Dataset records
- - -
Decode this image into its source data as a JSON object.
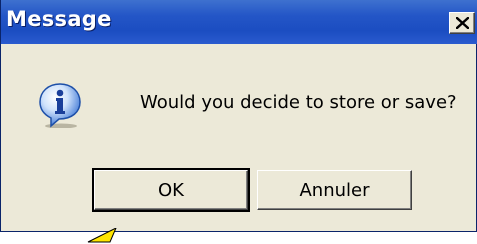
{
  "dialog": {
    "title": "Message",
    "close_label": "X",
    "icon": "info-icon",
    "message": "Would you decide to store or save?",
    "ok_label": "OK",
    "cancel_label": "Annuler"
  },
  "colors": {
    "titlebar": "#2456c7",
    "dialog_bg": "#ece9d8",
    "pointer": "#ffe600"
  }
}
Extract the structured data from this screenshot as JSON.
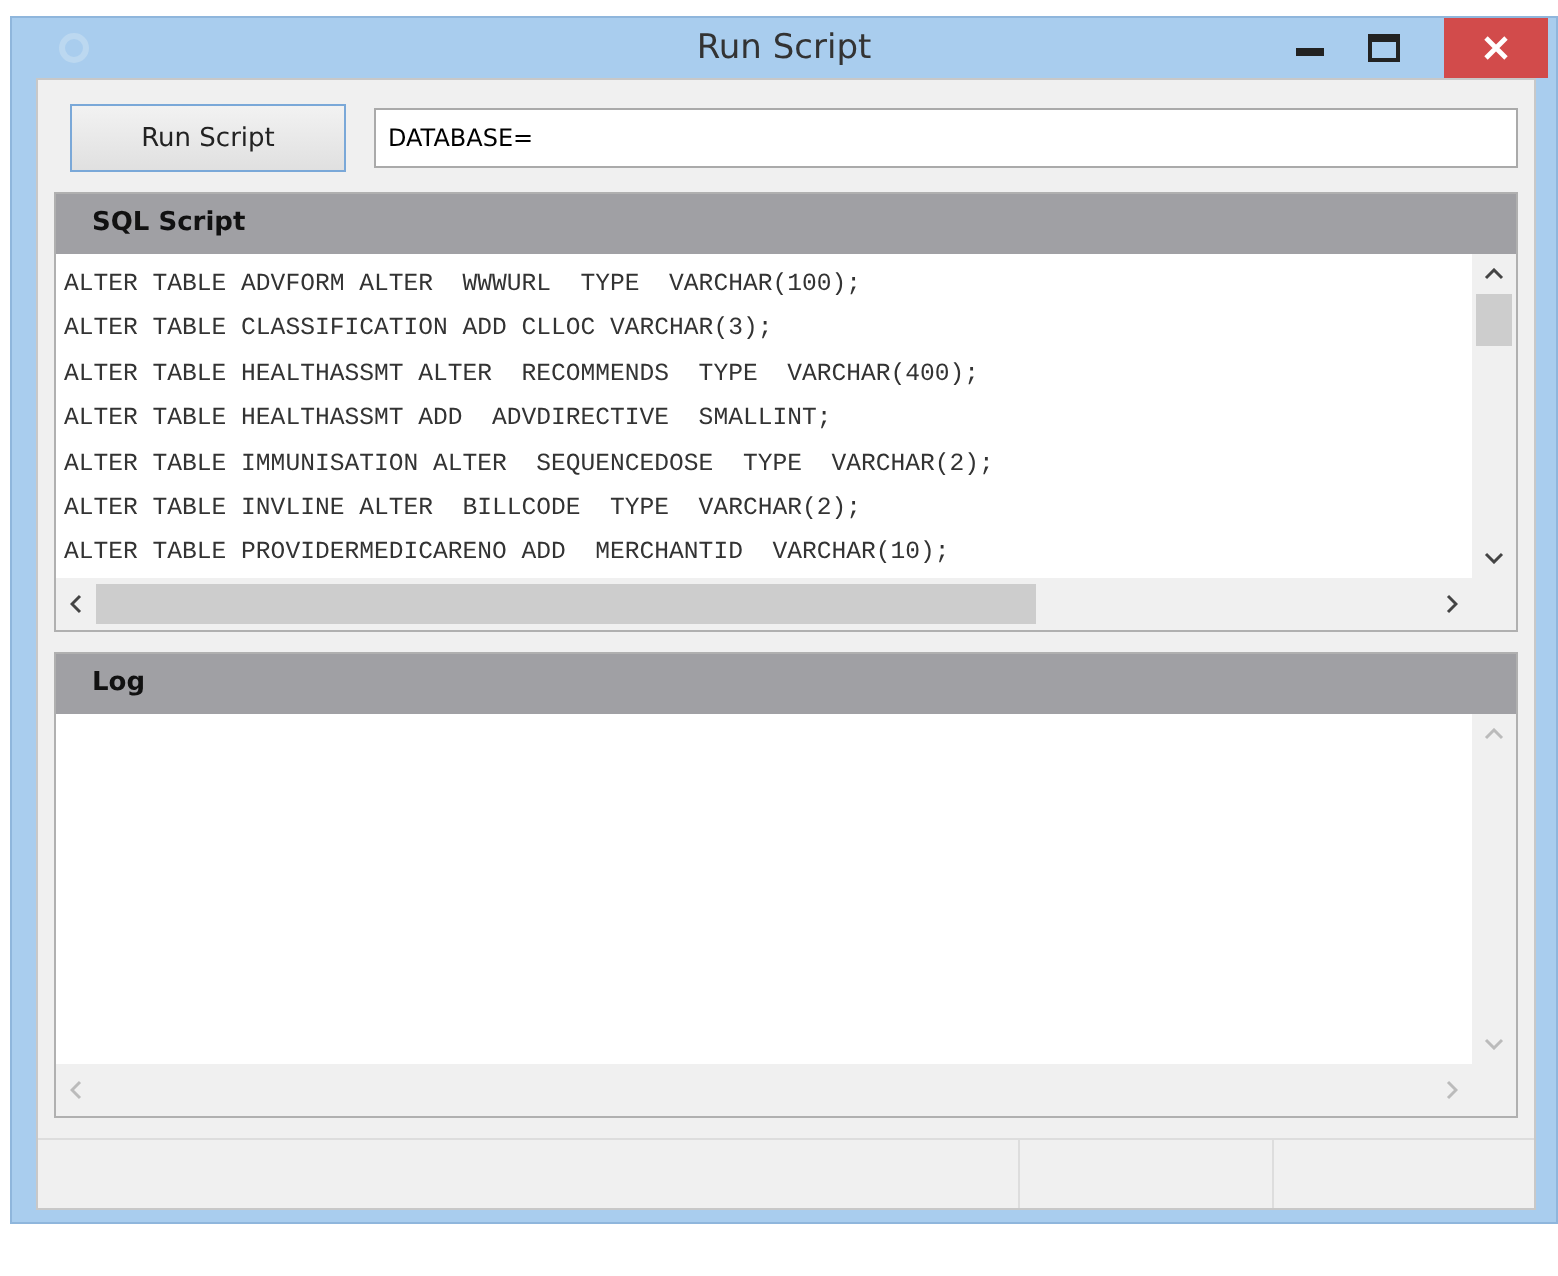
{
  "window": {
    "title": "Run Script"
  },
  "toolbar": {
    "button": "Run Script",
    "connection_field": {
      "value": "DATABASE="
    }
  },
  "sql_panel": {
    "title": "SQL Script",
    "lines": [
      "ALTER TABLE ADVFORM ALTER  WWWURL  TYPE  VARCHAR(100);",
      "ALTER TABLE CLASSIFICATION ADD CLLOC VARCHAR(3);",
      "ALTER TABLE HEALTHASSMT ALTER  RECOMMENDS  TYPE  VARCHAR(400);",
      "ALTER TABLE HEALTHASSMT ADD  ADVDIRECTIVE  SMALLINT;",
      "ALTER TABLE IMMUNISATION ALTER  SEQUENCEDOSE  TYPE  VARCHAR(2);",
      "ALTER TABLE INVLINE ALTER  BILLCODE  TYPE  VARCHAR(2);",
      "ALTER TABLE PROVIDERMEDICARENO ADD  MERCHANTID  VARCHAR(10);"
    ]
  },
  "log_panel": {
    "title": "Log"
  }
}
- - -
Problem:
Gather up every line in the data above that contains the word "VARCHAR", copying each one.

Solution for this problem:
      "ALTER TABLE ADVFORM ALTER  WWWURL  TYPE  VARCHAR(100);",
      "ALTER TABLE CLASSIFICATION ADD CLLOC VARCHAR(3);",
      "ALTER TABLE HEALTHASSMT ALTER  RECOMMENDS  TYPE  VARCHAR(400);",
      "ALTER TABLE IMMUNISATION ALTER  SEQUENCEDOSE  TYPE  VARCHAR(2);",
      "ALTER TABLE INVLINE ALTER  BILLCODE  TYPE  VARCHAR(2);",
      "ALTER TABLE PROVIDERMEDICARENO ADD  MERCHANTID  VARCHAR(10);"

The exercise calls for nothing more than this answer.